SANCTUARY FOR SICK KOALAS ON TWEED COAST

Deputy Premier and Minister for Regional NSW John Barilaro and Member for Tweed Geoff Provest today announced that sick koalas on the Far North Coast will soon get the care they need with a $370,000 commitment from the NSW Government to build a koala sanctuary in Pottsville.

Mr Barilaro said the funding represents a win for dwindling koala populations on the Tweed Coast and a critical next step in the NSW Government’s $45 million state wide Koala Strategy announced earlier this month.“Koalas are a national treasure, and we want to protect them and care for them, to ensure they are still here in the future,” Mr Barilaro said.

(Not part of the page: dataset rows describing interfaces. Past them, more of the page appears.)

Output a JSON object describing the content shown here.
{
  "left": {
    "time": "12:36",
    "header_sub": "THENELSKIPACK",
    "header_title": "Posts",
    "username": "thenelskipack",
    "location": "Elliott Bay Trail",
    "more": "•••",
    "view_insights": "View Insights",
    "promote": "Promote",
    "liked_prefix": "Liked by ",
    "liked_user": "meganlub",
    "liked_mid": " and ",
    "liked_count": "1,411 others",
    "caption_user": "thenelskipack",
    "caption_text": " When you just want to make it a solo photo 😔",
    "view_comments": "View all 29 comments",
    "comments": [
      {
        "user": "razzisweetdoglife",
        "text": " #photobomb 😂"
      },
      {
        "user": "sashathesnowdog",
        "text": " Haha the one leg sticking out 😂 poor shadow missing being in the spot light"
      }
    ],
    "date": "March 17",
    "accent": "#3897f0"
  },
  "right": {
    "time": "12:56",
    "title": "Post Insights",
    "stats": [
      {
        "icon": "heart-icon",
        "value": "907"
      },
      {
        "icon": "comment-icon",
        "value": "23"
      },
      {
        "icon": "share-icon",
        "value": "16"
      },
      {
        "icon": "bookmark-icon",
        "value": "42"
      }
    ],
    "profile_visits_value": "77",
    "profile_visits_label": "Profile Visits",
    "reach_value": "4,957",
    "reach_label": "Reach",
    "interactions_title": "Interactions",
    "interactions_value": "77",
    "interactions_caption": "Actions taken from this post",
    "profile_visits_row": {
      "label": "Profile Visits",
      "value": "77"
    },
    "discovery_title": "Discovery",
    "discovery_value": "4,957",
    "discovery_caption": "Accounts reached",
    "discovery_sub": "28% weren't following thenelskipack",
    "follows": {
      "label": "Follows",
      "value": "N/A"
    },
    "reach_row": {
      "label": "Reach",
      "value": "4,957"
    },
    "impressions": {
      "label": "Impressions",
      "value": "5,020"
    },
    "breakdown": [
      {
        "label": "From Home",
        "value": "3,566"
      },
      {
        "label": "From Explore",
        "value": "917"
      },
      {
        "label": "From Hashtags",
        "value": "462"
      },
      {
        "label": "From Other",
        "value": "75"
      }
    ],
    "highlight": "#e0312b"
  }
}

“This sanctuary will be a vital koala care facility in a network of hospitals the NSW Government is already establishing across the state,” he said.The $370,000 will fund a holding facility for the rehabilitation of injured koalas as well as isolation pens for koalas infected with chlamydia, allowing researchers to conduct vaccine trials that will help tackle the disease in koalas on the Tweed Coast.

The funds will also help to grow a koala food tree plantation at the facility.Member for Tweed Geoff Provest said the sanctuary will be developed and operated in collaboration with Currumbin Wildlife Hospital, just 30 minutes drive north.

“This is amazing news for our koalas and our community,” Mr Provest said.“Currumbin Wildlife Sanctuary already does a fantastic job looking after our koalas but this sanctuary will provide more space and better facilities to undertake new research,” he said.Dr Michael Pyne from Currumbin Wildlife Hospital in Queensland welcomed the news and congratulated the NSW Government for its ongoing commitment to ensuring the future of the species.

“Although we know a lot about koala health, there is so much more we need to learn about the devastating diseases that are threatening our koalas.” Dr Pyne said.“This new facility will allow us to provide better care and rehabilitation for koalas recovering from illness or injuries preparing them for release back in the wild,” he said.The sanctuary will be established on a 100-hectare site in Pottsville dedicated to koala habitat conservation which was secured by the NSW Government in 2017.

The NSW Koala Strategy outlines the first part of a long-term strategy to support at-risk populations across the state, promising a bright future for the species.